§ **What to do**
Go line by line through the data and copy those with the word "this".

*** Dataset entries

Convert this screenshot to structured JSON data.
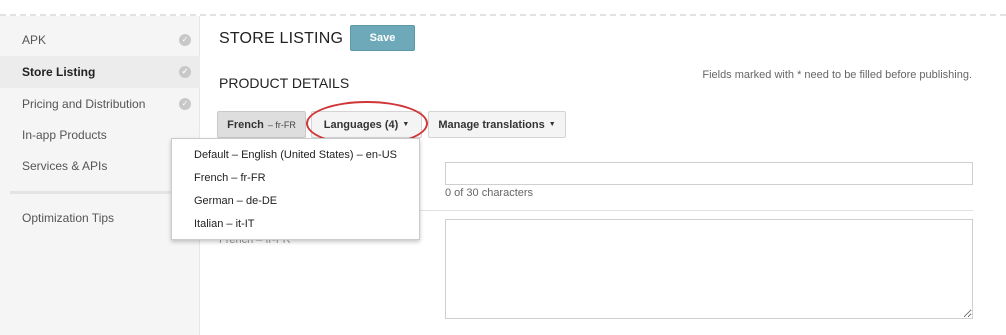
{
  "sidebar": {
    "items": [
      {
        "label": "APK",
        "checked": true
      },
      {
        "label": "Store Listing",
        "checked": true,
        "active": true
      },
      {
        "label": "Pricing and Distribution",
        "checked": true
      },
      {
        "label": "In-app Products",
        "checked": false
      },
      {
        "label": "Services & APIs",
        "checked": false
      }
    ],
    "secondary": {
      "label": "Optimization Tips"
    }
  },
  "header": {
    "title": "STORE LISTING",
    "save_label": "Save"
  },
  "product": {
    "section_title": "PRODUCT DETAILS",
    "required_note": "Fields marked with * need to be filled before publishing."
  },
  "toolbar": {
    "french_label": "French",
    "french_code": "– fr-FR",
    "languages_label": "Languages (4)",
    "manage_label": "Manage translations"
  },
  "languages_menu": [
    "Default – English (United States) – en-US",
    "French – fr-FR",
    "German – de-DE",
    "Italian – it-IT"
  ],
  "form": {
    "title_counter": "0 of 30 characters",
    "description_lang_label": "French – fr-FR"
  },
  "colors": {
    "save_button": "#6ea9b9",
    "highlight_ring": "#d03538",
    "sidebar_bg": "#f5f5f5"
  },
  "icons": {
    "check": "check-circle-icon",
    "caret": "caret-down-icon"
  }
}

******
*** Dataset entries

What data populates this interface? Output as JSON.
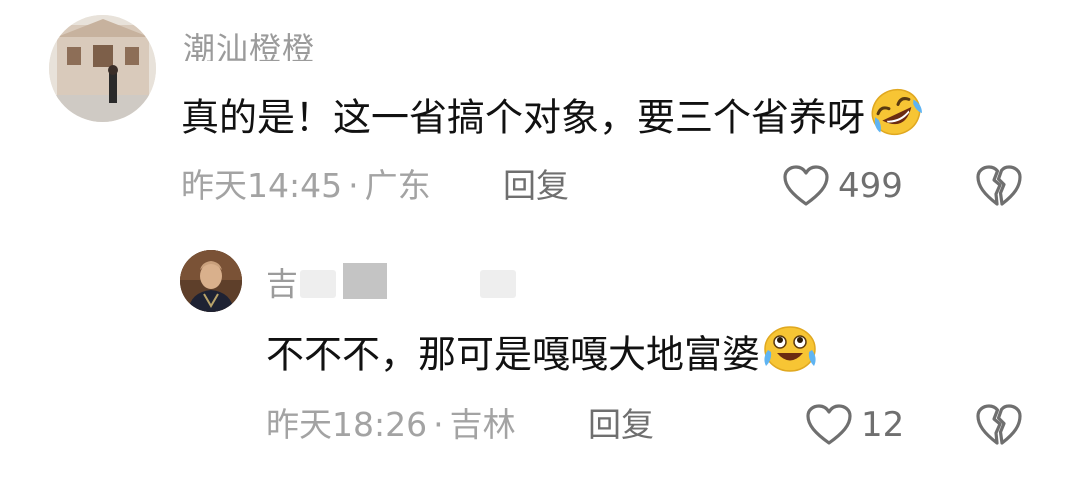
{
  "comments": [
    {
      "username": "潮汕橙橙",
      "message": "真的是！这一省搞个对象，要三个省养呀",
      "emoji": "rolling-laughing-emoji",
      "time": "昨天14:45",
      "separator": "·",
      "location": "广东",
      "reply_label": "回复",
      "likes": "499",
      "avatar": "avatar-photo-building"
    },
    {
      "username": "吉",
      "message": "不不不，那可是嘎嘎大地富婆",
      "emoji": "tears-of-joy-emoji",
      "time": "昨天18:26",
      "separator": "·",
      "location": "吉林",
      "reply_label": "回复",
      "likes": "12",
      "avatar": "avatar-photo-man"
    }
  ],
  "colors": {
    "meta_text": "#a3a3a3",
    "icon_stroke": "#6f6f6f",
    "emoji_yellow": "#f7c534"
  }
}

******
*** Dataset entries

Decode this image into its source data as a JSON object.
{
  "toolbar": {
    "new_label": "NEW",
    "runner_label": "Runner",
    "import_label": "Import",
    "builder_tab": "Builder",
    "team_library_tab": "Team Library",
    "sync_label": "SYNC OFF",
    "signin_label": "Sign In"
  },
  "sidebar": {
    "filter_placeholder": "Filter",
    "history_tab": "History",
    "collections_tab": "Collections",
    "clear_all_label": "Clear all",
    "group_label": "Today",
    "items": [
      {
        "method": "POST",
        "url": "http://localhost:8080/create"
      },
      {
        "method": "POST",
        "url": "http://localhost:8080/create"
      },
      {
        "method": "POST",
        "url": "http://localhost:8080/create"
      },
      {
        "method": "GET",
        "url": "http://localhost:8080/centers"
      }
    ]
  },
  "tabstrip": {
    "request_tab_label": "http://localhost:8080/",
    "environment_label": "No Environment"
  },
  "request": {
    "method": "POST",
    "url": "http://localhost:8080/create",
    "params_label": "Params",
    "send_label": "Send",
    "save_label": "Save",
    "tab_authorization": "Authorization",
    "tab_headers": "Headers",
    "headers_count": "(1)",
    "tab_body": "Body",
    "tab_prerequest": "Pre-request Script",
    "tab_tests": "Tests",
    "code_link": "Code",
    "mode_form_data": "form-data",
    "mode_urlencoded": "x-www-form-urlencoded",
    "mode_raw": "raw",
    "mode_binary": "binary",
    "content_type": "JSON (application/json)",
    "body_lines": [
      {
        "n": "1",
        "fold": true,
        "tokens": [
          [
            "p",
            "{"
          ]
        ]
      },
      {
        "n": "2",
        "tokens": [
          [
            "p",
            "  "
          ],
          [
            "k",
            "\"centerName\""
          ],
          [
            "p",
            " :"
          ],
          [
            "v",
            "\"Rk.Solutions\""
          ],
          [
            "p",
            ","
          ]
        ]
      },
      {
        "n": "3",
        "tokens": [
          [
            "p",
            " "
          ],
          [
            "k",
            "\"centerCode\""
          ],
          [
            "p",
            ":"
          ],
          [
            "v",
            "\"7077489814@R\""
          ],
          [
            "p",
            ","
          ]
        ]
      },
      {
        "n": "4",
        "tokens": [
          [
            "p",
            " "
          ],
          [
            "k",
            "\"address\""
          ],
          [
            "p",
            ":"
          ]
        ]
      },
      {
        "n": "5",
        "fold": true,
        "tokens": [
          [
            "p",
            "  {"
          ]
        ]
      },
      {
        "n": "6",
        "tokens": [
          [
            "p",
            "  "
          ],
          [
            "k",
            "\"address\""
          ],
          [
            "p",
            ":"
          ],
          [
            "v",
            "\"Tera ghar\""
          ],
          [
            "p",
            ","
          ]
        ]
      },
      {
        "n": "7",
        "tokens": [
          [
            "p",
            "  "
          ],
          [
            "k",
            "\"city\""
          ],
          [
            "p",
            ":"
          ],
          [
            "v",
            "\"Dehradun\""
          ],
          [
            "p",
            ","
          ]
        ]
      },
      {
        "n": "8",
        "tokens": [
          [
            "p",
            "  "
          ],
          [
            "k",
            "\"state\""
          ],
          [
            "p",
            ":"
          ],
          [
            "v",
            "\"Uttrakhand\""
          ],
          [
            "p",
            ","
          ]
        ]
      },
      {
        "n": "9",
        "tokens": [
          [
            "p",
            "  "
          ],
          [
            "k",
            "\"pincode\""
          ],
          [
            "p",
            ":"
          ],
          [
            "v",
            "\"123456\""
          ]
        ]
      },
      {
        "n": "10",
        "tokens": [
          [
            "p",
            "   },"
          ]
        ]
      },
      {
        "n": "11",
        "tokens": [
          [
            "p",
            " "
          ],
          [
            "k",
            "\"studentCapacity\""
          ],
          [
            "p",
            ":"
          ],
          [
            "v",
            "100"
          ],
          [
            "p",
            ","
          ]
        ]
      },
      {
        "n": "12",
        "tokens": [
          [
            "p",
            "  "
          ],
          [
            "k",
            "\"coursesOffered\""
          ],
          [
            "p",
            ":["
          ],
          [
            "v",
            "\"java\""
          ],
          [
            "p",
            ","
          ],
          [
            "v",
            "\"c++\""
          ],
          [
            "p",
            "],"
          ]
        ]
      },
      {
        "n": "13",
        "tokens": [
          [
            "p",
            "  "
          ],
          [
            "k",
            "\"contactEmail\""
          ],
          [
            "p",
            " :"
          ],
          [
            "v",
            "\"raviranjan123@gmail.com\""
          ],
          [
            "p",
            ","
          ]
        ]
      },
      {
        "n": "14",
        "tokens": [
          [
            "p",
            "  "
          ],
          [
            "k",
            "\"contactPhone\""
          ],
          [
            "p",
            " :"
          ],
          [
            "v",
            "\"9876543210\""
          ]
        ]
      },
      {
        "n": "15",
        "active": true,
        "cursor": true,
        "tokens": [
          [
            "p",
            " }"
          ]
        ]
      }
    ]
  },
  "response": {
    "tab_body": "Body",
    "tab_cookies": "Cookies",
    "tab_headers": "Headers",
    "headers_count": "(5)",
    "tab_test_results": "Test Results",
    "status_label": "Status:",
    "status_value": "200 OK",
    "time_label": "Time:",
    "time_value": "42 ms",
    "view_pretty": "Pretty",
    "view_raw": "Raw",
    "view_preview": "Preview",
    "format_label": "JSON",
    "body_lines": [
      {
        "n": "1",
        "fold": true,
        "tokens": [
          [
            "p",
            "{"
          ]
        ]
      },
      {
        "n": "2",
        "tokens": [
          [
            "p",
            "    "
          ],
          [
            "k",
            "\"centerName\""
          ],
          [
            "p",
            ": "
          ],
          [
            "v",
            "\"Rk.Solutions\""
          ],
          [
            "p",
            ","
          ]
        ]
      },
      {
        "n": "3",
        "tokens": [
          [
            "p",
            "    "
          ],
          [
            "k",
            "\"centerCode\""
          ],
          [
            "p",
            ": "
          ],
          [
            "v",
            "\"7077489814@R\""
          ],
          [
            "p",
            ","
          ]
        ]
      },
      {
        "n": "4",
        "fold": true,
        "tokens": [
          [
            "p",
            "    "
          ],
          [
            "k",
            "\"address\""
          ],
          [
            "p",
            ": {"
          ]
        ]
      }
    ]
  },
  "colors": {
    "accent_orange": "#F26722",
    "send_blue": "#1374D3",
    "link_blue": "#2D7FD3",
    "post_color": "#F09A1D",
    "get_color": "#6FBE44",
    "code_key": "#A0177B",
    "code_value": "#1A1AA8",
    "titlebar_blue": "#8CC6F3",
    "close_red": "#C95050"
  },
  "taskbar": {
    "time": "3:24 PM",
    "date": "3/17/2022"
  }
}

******

§ **Answer space**
Convert this screenshot to structured JSON data.
What data populates this interface? Output as JSON.
Decode this image into its source data as a JSON object.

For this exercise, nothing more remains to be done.